MORGANTOWN - All things considered, James Madison has little chance of upsetting No. 9 West Virginia when the teams play Saturday at FedEx Field in Landover, Md.That's not to say it can't happen, but the instances of FCS teams beating FBS programs are rare, particularly when the FBS program is ranked in the Top 10.Yes, those upsets happen and they seem to be happening with more frequency. Through the first two weeks of this season, eight FCS teams have beaten big brothers from the FBS. But there are also more games being played between those from different levels, so the percentage of upsets remains minuscule.But if James Madison is to compete with West Virginia, the Dukes would seem to be in a position of having to slow down what is rapidly becoming one of the most potent offenses in college football, one that in its last two games has averaged 69.5 points and 622 yards of total offense, while not turning the ball over once.
"Your first objective is to get them to punt,'' James Madison coach Mickey Matthews said this week. "If you get them to punt you feel like you're doing well. They don't like to punt and they don't have to punt much.''Well, Matthews is likely to have some things ready to try and stop West Virginia and force some punts. His background is, after all, defense, including stints at Marshall and Georgia. But even he wonders what can be done with an offense that features Geno Smith, Tavon Austin and Stedman Bailey."I don't know if you can really get ready. You've got to try and get ready against those guys, but you're probably - not probably, you are - competing against the guy that's going to win the Heisman Trophy,'' Matthews said, referring to Smith. "I don't know if he'll win it, but he'll certainly get invited to New York. And then you'll have two guys who will be carrying his suitcase catching passes from him.
"So you've got three great players on offense. The rest of those guys are pretty good, but certainly those three guys, when you watch the tape, that's basically all you watch.''In talking about - or talking up, if you will - Smith, Matthews makes a comparison that few would probably connect."He's an Aaron Brooks clone,'' Matthews said, referring to the former Virginia and New Orleans Saints quarterback. "When I was at Georgia we played Virginia in the Peach Bowl. I was coaching the defense, and getting ready to play Aaron Brooks was a huge concern."[Smith] is an Aaron Brooks clone. He throws sideline patterns to the wide side of the field. That's a long throw. He has a great arm.

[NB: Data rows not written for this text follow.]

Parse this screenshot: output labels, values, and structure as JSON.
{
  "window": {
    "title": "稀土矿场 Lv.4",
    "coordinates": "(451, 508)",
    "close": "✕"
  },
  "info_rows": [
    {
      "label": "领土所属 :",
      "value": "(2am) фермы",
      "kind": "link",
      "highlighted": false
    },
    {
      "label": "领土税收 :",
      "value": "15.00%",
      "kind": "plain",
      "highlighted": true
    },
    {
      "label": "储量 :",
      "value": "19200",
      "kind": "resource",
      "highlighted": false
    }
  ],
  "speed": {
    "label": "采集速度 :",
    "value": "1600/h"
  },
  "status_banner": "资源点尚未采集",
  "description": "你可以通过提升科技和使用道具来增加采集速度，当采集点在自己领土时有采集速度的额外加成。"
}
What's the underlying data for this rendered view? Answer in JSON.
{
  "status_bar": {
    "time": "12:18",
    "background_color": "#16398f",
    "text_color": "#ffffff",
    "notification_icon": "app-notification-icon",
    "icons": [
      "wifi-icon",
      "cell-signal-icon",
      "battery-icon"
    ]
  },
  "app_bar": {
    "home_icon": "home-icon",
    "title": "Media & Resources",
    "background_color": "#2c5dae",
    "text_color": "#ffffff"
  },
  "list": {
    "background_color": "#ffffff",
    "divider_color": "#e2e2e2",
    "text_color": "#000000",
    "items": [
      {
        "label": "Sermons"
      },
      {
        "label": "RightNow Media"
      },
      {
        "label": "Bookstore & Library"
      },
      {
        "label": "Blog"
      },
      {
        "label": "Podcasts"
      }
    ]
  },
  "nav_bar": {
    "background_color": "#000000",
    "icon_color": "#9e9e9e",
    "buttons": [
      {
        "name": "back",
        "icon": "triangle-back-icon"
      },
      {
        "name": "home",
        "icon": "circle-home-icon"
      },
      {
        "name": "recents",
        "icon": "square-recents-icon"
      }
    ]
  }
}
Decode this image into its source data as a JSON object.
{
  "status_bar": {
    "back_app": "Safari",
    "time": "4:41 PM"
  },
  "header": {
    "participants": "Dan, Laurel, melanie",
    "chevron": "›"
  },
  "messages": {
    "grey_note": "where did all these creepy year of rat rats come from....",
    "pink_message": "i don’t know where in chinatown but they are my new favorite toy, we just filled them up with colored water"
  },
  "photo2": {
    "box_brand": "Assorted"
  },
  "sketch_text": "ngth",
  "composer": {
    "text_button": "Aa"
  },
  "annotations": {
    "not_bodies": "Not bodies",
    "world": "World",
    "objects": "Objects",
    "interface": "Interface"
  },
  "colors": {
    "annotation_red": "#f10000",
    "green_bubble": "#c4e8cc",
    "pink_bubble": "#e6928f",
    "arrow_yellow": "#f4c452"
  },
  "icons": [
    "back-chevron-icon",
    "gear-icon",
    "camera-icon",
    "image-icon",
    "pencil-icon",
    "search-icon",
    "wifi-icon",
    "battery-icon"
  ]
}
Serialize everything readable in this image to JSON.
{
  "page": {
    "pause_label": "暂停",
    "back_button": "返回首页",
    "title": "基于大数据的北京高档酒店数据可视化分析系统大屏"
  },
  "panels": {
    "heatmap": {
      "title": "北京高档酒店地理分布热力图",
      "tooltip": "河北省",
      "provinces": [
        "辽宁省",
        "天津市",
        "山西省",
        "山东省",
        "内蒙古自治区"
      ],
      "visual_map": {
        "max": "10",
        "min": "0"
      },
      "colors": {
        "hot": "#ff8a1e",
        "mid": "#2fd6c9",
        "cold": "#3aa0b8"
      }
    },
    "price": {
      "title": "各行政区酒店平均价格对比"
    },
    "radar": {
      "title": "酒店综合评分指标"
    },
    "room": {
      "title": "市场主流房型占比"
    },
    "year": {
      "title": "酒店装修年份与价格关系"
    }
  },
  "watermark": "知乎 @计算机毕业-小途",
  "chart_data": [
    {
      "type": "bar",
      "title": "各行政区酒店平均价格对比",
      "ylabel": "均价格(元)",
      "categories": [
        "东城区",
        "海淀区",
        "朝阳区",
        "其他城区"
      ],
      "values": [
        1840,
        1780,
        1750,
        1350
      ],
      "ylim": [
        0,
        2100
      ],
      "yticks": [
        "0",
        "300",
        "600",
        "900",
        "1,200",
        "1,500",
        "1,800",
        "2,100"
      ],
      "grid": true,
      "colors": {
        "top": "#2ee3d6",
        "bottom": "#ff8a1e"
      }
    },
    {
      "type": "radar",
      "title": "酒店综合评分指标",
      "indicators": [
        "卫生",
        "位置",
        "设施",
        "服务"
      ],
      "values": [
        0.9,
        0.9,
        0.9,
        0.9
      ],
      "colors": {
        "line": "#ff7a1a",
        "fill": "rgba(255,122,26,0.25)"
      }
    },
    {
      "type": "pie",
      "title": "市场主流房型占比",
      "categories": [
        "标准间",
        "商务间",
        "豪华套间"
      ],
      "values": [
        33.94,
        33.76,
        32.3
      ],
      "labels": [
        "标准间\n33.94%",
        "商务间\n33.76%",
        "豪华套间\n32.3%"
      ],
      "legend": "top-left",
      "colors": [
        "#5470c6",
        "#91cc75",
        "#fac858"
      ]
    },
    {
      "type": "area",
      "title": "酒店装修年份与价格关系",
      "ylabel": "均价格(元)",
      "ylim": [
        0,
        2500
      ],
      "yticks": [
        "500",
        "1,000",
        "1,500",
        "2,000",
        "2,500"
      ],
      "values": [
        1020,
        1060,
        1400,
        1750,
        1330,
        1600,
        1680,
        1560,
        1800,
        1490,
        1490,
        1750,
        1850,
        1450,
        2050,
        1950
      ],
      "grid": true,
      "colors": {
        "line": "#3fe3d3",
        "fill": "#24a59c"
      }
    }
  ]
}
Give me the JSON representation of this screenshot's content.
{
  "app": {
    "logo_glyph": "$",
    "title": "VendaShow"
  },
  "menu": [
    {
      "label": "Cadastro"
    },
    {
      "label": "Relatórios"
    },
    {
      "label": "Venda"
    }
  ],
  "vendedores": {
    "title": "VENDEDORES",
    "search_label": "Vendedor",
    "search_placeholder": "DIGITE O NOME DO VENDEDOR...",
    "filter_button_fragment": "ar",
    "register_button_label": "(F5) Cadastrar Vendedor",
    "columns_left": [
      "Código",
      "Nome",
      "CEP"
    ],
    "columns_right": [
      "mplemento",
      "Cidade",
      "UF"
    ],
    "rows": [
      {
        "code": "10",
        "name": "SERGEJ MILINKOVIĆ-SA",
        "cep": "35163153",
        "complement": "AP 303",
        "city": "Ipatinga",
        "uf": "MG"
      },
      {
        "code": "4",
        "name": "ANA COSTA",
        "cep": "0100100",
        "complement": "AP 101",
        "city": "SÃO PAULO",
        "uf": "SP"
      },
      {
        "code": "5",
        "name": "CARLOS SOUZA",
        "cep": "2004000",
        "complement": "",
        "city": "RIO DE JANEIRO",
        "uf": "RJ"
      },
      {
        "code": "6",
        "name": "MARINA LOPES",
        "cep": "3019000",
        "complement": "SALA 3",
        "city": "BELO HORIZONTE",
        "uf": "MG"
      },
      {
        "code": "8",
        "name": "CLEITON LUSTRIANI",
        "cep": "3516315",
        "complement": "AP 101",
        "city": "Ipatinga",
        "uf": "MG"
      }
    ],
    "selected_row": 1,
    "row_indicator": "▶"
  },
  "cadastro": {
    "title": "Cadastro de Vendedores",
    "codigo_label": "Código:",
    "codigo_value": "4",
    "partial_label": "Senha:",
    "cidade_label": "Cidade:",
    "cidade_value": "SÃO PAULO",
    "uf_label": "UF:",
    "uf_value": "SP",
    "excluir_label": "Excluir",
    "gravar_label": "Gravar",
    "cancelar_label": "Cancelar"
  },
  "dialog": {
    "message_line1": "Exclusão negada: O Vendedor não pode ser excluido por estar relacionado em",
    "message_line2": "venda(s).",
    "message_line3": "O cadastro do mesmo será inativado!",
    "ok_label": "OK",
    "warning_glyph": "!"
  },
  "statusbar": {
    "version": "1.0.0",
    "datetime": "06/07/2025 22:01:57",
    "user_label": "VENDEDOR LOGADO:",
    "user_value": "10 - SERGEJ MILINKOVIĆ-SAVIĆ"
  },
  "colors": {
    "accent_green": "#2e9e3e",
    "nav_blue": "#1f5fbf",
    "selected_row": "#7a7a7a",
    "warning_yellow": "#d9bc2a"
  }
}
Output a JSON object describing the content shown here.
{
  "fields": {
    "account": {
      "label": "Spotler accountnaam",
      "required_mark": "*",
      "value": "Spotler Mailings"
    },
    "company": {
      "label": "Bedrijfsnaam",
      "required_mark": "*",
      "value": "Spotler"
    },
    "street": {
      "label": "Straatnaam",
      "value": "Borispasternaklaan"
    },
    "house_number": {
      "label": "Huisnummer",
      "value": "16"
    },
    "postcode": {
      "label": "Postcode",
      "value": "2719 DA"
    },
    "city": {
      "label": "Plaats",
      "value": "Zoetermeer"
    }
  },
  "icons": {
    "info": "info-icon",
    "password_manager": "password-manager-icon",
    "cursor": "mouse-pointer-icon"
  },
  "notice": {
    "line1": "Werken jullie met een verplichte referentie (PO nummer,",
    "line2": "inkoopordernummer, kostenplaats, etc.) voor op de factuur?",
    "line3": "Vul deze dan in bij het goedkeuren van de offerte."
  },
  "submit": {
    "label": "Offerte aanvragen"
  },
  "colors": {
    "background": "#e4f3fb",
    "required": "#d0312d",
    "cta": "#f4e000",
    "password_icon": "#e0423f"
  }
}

But the biggest thing he does is he just plays with a lot of confidence, as all their offensive players do. Whether they're playing Marshall or Clemson or whoever they're playing, they think they're going to do it. In addition to being talented they're a very confident group.''Reach Dave Hickman at 304-348-1734 or firstname.lastname@example.org
or follow him at Twitter.com/dphickman1.